What you need to do:
With nothing left out, give the data back exactly.

Data for processing:
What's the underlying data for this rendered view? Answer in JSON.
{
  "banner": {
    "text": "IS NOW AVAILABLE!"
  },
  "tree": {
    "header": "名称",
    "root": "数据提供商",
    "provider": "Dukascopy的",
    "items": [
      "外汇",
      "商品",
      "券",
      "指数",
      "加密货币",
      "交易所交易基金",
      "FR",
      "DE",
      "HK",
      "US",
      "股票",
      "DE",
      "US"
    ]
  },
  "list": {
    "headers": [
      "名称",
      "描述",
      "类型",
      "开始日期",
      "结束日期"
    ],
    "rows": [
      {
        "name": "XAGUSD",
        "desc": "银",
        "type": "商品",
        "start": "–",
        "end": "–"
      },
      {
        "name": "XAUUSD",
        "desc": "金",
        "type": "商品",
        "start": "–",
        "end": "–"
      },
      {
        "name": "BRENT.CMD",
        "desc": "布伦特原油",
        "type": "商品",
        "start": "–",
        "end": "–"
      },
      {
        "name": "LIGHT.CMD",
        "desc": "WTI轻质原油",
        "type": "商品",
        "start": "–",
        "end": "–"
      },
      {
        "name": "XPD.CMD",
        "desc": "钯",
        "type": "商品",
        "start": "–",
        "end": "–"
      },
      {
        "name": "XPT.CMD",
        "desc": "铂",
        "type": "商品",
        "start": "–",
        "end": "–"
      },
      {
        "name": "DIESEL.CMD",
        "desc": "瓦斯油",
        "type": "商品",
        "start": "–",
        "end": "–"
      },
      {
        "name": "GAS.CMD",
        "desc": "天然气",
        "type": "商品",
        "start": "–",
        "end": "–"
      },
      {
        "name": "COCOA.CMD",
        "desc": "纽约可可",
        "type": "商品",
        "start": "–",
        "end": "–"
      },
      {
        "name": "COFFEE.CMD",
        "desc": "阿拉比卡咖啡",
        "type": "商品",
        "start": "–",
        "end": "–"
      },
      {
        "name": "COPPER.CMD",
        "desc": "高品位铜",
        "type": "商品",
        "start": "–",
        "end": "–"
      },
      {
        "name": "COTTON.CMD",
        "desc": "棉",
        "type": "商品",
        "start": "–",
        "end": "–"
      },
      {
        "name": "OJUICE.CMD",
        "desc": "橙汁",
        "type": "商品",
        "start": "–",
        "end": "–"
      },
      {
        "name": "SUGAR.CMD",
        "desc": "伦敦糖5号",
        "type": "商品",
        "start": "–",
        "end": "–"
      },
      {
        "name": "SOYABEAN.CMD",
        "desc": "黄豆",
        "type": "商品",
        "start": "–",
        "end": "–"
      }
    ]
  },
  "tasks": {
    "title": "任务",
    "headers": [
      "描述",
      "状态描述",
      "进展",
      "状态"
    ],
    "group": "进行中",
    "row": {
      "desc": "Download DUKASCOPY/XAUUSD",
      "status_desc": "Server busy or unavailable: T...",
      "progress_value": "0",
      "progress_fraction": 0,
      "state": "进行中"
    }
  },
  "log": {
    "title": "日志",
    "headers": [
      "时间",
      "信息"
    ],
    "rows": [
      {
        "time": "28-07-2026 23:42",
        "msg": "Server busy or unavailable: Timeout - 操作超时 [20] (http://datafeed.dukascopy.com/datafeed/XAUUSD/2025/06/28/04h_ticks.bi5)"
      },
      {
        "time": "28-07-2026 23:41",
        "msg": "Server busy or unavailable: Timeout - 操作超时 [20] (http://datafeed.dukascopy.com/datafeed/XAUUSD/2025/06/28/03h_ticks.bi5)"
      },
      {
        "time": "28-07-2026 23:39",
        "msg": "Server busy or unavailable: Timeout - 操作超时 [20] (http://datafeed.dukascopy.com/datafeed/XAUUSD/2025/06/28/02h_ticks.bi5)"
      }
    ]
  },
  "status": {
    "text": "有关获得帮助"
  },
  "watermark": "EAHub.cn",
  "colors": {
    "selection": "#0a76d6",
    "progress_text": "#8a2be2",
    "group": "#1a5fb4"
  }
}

Solution to this problem:
What's the underlying data for this rendered view? Answer in JSON.
{
  "banner": {
    "text": "IS NOW AVAILABLE!"
  },
  "tree": {
    "header": "名称",
    "root": "数据提供商",
    "provider": "Dukascopy的",
    "items": [
      "外汇",
      "商品",
      "券",
      "指数",
      "加密货币",
      "交易所交易基金",
      "FR",
      "DE",
      "HK",
      "US",
      "股票",
      "DE",
      "US"
    ]
  },
  "list": {
    "headers": [
      "名称",
      "描述",
      "类型",
      "开始日期",
      "结束日期"
    ],
    "rows": [
      {
        "name": "XAGUSD",
        "desc": "银",
        "type": "商品",
        "start": "–",
        "end": "–"
      },
      {
        "name": "XAUUSD",
        "desc": "金",
        "type": "商品",
        "start": "–",
        "end": "–"
      },
      {
        "name": "BRENT.CMD",
        "desc": "布伦特原油",
        "type": "商品",
        "start": "–",
        "end": "–"
      },
      {
        "name": "LIGHT.CMD",
        "desc": "WTI轻质原油",
        "type": "商品",
        "start": "–",
        "end": "–"
      },
      {
        "name": "XPD.CMD",
        "desc": "钯",
        "type": "商品",
        "start": "–",
        "end": "–"
      },
      {
        "name": "XPT.CMD",
        "desc": "铂",
        "type": "商品",
        "start": "–",
        "end": "–"
      },
      {
        "name": "DIESEL.CMD",
        "desc": "瓦斯油",
        "type": "商品",
        "start": "–",
        "end": "–"
      },
      {
        "name": "GAS.CMD",
        "desc": "天然气",
        "type": "商品",
        "start": "–",
        "end": "–"
      },
      {
        "name": "COCOA.CMD",
        "desc": "纽约可可",
        "type": "商品",
        "start": "–",
        "end": "–"
      },
      {
        "name": "COFFEE.CMD",
        "desc": "阿拉比卡咖啡",
        "type": "商品",
        "start": "–",
        "end": "–"
      },
      {
        "name": "COPPER.CMD",
        "desc": "高品位铜",
        "type": "商品",
        "start": "–",
        "end": "–"
      },
      {
        "name": "COTTON.CMD",
        "desc": "棉",
        "type": "商品",
        "start": "–",
        "end": "–"
      },
      {
        "name": "OJUICE.CMD",
        "desc": "橙汁",
        "type": "商品",
        "start": "–",
        "end": "–"
      },
      {
        "name": "SUGAR.CMD",
        "desc": "伦敦糖5号",
        "type": "商品",
        "start": "–",
        "end": "–"
      },
      {
        "name": "SOYABEAN.CMD",
        "desc": "黄豆",
        "type": "商品",
        "start": "–",
        "end": "–"
      }
    ]
  },
  "tasks": {
    "title": "任务",
    "headers": [
      "描述",
      "状态描述",
      "进展",
      "状态"
    ],
    "group": "进行中",
    "row": {
      "desc": "Download DUKASCOPY/XAUUSD",
      "status_desc": "Server busy or unavailable: T...",
      "progress_value": "0",
      "progress_fraction": 0,
      "state": "进行中"
    }
  },
  "log": {
    "title": "日志",
    "headers": [
      "时间",
      "信息"
    ],
    "rows": [
      {
        "time": "28-07-2026 23:42",
        "msg": "Server busy or unavailable: Timeout - 操作超时 [20] (http://datafeed.dukascopy.com/datafeed/XAUUSD/2025/06/28/04h_ticks.bi5)"
      },
      {
        "time": "28-07-2026 23:41",
        "msg": "Server busy or unavailable: Timeout - 操作超时 [20] (http://datafeed.dukascopy.com/datafeed/XAUUSD/2025/06/28/03h_ticks.bi5)"
      },
      {
        "time": "28-07-2026 23:39",
        "msg": "Server busy or unavailable: Timeout - 操作超时 [20] (http://datafeed.dukascopy.com/datafeed/XAUUSD/2025/06/28/02h_ticks.bi5)"
      }
    ]
  },
  "status": {
    "text": "有关获得帮助"
  },
  "watermark": "EAHub.cn",
  "colors": {
    "selection": "#0a76d6",
    "progress_text": "#8a2be2",
    "group": "#1a5fb4"
  }
}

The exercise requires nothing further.